(EXERCISE MATERIALS)

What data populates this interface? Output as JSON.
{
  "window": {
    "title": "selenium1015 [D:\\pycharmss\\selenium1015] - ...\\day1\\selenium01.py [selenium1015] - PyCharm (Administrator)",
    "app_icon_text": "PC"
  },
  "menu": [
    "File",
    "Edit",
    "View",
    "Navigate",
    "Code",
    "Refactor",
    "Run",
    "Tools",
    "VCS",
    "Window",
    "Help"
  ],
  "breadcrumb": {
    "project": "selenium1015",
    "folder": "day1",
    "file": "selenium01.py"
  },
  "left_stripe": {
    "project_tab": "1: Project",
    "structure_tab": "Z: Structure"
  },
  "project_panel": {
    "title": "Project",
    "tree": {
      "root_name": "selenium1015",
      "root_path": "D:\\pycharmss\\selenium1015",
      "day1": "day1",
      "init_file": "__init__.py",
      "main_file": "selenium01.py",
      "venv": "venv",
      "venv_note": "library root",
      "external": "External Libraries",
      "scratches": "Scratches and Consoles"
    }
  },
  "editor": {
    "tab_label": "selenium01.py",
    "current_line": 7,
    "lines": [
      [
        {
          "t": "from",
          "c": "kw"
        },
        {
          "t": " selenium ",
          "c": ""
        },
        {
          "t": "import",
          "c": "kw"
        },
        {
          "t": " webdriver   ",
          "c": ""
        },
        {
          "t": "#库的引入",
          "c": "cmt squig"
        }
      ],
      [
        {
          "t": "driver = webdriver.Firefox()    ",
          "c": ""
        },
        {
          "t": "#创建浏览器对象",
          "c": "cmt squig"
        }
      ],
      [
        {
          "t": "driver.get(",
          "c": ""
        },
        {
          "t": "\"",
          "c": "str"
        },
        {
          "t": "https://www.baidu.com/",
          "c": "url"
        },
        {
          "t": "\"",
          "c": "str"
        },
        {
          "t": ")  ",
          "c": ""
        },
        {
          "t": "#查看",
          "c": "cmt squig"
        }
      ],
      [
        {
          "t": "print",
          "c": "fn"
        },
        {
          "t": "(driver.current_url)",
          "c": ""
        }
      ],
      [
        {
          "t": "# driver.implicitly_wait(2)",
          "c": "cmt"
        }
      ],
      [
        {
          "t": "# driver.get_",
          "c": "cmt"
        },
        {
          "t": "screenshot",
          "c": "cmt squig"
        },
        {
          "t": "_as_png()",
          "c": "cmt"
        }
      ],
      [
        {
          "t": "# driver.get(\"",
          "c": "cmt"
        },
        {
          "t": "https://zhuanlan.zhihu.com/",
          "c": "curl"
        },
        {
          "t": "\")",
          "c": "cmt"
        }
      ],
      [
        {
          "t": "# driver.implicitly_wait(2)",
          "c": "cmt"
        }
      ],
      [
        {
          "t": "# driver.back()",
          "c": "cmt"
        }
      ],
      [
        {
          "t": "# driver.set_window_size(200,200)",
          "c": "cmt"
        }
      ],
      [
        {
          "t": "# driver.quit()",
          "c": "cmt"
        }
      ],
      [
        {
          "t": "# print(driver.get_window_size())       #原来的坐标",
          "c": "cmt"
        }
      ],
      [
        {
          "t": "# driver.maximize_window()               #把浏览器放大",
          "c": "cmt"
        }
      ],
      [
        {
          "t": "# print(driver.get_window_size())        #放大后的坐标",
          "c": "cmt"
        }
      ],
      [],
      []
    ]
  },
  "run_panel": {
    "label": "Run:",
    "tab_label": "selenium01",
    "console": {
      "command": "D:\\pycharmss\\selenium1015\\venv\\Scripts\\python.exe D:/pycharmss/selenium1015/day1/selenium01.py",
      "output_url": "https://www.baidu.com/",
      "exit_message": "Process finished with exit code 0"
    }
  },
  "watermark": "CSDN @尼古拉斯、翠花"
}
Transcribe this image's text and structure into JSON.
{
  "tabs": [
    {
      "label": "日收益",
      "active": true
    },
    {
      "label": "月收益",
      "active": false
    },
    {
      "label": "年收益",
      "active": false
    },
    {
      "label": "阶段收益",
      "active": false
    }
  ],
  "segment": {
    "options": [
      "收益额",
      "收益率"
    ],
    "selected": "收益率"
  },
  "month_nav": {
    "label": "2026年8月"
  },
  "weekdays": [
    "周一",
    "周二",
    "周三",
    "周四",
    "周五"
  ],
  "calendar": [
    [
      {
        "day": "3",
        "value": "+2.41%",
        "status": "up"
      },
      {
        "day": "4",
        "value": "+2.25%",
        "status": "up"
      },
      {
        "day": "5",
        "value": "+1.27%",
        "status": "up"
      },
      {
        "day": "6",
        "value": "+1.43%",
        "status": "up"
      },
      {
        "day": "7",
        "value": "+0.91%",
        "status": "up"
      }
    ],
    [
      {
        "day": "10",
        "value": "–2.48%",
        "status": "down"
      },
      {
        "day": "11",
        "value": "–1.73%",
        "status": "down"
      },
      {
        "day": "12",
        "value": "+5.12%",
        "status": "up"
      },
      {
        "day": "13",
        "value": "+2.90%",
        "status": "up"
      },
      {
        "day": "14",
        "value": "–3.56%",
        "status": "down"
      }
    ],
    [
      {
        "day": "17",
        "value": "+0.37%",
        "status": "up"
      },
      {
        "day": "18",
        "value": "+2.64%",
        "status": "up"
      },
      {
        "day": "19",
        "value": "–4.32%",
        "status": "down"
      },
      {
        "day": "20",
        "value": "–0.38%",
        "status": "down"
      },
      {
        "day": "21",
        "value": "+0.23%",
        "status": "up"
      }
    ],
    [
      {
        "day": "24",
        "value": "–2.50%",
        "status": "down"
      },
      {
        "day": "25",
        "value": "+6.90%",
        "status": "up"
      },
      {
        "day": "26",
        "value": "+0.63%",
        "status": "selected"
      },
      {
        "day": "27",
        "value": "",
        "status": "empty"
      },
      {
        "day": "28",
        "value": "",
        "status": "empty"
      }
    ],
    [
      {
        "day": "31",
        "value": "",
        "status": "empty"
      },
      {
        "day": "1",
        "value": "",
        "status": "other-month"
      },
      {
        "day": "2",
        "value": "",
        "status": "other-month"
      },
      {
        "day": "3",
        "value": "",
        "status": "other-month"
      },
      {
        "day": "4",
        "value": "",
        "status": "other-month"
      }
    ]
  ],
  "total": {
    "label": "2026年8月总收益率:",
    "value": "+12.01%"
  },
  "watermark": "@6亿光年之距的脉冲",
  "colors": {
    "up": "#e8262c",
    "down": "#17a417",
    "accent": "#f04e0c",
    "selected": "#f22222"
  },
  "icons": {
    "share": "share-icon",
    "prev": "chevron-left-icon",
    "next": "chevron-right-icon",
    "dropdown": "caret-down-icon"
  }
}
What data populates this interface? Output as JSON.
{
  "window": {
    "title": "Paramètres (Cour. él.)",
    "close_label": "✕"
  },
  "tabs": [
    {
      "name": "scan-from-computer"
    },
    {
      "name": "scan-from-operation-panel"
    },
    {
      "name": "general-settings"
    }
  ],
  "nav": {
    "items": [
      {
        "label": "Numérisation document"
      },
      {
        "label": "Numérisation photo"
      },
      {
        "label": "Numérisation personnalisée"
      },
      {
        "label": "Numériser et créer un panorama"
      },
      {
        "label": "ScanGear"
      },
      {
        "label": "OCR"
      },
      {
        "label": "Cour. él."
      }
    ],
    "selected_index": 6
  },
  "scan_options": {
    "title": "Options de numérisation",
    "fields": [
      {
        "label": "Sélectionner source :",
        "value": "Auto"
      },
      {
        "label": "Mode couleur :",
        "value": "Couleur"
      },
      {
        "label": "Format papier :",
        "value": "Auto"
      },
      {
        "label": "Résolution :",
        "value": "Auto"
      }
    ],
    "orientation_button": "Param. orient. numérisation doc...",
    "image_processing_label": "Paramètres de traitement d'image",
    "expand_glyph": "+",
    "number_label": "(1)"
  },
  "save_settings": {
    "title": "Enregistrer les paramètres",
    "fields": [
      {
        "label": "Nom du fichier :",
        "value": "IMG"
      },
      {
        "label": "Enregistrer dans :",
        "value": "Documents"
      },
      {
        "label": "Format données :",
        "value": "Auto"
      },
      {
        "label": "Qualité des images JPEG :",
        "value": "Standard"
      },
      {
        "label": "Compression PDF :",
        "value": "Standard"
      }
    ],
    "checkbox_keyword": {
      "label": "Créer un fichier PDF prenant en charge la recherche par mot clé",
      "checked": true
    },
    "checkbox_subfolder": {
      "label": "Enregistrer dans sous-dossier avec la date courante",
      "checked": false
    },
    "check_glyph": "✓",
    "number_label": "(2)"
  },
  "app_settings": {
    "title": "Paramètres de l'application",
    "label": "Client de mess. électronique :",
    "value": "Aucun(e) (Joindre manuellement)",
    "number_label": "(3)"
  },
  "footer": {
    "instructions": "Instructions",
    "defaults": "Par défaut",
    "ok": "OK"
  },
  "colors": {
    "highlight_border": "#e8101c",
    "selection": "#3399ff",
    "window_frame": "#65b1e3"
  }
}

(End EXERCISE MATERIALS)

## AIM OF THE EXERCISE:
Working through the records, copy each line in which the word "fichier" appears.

## YOUR RESPONSE:
        "label": "Nom du fichier :",
      "label": "Créer un fichier PDF prenant en charge la recherche par mot clé",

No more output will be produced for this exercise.